Ubisoft has been facing a tough year on the stock market as French media conglomerate Vivendi continues to purchase significant portions of their stocks. Now, it seems select employees, including Ubisoft Montreal CEO Yannis Mallat, have been accused of insider trading: at least, in the perspective of the French government. PCGamer reports the French stock market’s regulator, Autorité des marchés (or AMF), has issued multiple fines for insider trading.
Originally reported on by the French outlet LesEchos, Ubisoft Montreal’s CEO Yannis Mallat faces a 700,000 euro fine as punishment for insider trading due to selling Ubisoft stock. In total, 1.2 million euros were fined against five employees of Ubisoft and Transatlantic Bank. This, according to the French regulator, was due to information they obtained about Watch Dogs‘ postponement. Two accused were exonerated, but Ubisoft is not prepared to face the fines sitting down. Instead, the company plans to appeal.

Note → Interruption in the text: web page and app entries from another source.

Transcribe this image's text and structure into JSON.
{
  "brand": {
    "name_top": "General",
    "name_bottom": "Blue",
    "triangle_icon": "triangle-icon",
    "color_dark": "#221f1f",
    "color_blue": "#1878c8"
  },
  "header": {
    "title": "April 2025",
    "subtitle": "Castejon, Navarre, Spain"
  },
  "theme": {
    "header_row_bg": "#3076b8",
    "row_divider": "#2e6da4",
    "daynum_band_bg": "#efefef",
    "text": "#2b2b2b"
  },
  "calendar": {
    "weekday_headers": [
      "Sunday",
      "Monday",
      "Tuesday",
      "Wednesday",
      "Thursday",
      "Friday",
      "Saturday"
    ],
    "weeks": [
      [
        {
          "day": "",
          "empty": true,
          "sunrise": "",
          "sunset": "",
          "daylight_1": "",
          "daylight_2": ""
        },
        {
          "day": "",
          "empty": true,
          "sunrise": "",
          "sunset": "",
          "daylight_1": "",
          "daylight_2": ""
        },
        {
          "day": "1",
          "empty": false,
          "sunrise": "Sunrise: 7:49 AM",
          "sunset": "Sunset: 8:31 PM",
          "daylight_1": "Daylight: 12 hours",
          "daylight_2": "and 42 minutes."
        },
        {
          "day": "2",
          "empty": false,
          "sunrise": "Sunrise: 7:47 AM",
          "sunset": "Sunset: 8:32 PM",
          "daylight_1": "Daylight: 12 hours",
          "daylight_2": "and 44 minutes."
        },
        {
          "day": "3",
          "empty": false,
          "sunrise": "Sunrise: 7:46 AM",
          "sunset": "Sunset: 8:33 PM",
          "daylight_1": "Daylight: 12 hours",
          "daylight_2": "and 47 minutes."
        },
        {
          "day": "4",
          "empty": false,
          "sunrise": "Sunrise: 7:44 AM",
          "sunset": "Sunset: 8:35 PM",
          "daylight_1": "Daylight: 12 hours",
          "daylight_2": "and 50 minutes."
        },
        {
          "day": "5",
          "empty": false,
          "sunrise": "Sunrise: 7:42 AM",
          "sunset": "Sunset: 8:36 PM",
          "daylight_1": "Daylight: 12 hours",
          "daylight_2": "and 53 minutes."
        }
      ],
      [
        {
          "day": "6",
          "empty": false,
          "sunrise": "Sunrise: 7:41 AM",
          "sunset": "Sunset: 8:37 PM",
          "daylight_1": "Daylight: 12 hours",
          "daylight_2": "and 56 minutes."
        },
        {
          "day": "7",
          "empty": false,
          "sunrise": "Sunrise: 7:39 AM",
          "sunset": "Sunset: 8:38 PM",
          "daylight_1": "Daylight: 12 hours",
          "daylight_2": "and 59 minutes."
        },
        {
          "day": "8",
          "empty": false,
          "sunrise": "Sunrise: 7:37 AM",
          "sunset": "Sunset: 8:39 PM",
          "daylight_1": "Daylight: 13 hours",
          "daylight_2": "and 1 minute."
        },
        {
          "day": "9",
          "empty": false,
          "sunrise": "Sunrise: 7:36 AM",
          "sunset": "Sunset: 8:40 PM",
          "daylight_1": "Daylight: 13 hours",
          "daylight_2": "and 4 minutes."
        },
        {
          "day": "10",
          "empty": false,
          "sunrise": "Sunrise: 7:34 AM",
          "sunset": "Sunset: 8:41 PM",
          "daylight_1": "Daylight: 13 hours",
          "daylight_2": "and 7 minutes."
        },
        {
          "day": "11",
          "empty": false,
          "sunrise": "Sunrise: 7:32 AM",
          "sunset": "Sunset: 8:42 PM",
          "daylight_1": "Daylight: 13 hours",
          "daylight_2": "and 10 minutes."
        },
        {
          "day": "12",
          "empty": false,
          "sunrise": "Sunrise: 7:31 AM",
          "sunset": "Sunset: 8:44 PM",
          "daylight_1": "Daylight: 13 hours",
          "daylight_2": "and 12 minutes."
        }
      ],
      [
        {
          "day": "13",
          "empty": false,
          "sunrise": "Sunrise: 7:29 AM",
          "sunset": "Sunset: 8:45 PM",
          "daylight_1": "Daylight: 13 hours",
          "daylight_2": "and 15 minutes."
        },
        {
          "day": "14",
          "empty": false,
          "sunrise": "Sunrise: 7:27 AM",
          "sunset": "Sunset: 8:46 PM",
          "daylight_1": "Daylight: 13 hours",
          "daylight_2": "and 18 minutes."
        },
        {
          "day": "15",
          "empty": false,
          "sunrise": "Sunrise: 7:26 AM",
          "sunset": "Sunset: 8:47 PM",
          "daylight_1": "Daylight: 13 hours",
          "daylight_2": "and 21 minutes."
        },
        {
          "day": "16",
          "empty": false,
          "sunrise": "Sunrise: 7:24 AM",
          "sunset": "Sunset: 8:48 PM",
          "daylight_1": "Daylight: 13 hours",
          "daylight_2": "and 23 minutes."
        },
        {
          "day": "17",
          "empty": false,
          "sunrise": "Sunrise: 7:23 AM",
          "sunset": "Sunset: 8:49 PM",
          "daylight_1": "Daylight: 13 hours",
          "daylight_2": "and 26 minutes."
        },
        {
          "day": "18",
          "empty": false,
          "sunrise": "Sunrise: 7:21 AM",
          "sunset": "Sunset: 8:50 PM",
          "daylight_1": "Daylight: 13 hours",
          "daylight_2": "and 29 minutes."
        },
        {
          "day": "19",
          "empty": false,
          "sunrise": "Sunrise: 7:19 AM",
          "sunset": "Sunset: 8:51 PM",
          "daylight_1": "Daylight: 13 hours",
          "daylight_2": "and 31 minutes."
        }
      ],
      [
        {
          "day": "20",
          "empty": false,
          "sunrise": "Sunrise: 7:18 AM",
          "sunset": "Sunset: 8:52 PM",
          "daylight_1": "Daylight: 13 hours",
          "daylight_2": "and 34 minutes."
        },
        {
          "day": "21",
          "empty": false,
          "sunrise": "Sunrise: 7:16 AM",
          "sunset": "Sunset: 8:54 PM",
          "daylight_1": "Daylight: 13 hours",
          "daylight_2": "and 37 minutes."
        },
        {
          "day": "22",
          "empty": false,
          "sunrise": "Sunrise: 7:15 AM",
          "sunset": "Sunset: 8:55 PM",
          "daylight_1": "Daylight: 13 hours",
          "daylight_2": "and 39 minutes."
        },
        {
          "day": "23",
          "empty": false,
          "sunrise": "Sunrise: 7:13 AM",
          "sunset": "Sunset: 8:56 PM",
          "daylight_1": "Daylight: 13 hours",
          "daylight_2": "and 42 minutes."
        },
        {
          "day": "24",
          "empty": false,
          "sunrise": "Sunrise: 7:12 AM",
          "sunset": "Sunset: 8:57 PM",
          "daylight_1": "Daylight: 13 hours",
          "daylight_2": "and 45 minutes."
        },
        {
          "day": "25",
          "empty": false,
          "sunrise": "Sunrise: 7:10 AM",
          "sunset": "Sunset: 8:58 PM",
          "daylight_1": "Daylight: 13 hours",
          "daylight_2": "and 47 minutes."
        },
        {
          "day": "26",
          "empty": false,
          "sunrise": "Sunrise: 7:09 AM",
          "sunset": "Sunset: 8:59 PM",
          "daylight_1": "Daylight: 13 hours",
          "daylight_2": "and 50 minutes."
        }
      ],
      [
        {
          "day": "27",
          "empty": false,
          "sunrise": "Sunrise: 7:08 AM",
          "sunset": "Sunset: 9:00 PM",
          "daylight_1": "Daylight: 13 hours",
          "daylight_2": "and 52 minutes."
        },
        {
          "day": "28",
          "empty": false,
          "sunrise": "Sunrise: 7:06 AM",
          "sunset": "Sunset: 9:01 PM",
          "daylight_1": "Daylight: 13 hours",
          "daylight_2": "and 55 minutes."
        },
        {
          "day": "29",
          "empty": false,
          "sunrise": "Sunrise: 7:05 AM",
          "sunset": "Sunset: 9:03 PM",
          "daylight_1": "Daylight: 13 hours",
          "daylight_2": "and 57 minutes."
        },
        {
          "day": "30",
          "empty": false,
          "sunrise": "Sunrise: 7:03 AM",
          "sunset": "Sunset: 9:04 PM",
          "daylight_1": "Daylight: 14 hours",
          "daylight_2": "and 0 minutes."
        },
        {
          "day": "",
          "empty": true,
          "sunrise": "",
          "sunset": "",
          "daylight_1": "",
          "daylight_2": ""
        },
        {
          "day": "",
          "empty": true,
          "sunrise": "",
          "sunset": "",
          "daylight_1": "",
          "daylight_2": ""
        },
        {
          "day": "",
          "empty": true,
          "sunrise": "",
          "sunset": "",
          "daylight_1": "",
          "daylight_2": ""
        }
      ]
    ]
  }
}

“Ubisoft acknowledges the AMF’s decision, but continues to assert that the people involved acted in good faith. We are convinced that these team members did not intentionally commit any acts contrary to market regulations,” Ubisoft asserts. “Similarly, given the processes and timetables involved in the production of major games at our company and within our industry in general, we believe that at the time they carried out their transactions these employees could not have been aware of or anticipate the subsequent decision to postpone the game that would be taken by Yves Guillemot on October 11, 2013.”
Ubisoft calls the decision “a serious misunderstanding of the game development and production process at our company and common to our industry,” and Christine Burgess, Yannis Mallat, Olivier Paris and Francis Baillet all intend to appeal the decision by the AMF Sanctions Committee. “We remain convinced that the whole process is unjustified, unfounded and illegal,” Ubisoft Montreal CEO Yannis Mallat said.
Ubisoft asserts the AMF’s fines represent a misunderstanding about the regulator’s perspective on the video game industry. If so, the appeal could shape the way in which the French government (and the stock market at large) approaches insider trading within video gaming down the road. Check back as more news develops.